His comments, which were fairly typical of his recent attacks on Bush, came shortly after the publication of a resolution by Venezuela's legislative National Assembly describing the 9/11 attacks as ''self-inflicted'' and after an exhibition at the Foreign Ministry building in Caracas in which Bush was portrayed as a Nazi storm trooper.
The resolution, which appeared in the official government gazette in mid-October, primarily criticized Washington's decision to build a wall along the Mexican border to keep illegal immigrants out.
But in its fourth paragraph, it calls on the U.S. Congress to ``demand that the government of President Bush explain the self-inflicted attack on the World Trade Center and its victims, the supposed aircraft that crashed into the Pentagon and the links between the bin Laden family and the Bush family.''

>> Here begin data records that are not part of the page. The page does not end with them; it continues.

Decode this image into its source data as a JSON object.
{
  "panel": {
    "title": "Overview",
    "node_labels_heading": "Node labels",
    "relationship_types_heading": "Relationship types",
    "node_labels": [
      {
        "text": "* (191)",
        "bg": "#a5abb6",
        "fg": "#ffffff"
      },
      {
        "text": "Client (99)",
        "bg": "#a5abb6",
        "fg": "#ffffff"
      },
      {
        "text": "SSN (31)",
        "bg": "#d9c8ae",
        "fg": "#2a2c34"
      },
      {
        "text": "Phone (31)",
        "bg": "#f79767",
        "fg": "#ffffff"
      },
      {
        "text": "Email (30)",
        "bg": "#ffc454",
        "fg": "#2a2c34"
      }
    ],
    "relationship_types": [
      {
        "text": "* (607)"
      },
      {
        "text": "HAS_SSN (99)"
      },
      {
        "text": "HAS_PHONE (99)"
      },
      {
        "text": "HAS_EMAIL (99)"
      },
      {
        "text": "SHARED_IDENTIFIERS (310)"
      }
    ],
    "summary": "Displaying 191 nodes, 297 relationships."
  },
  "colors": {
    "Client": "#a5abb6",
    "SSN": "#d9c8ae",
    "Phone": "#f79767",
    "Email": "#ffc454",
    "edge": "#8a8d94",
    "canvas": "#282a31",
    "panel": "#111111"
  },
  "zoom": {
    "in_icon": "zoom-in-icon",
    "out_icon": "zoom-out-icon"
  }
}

The resolution, drafted by the deputy chairman of the Foreign Affairs Commission, Carlos Escarrá, was passed unanimously by the 167-member assembly, all of them Chávez supporters after an opposition boycott of elections last December.
Both Chávez and Foreign Minister Nicolás Maduro have referred several times in the past to suspicions that the 9/11 attacks were planned by the Bush administration, and have called for an inquiry.
But this appears to be the first time that the term ''self-inflicted attack'' has been used without qualification.
Asked how the legislature had reached that conclusion, Escarrá said that ''evidence and testimonies'' had emerged in the United States and that ''for the rest of the world, there is no longer any question'' that 9/11 was not an al Qaeda attack. ...
Miami Herald, November 9th 2006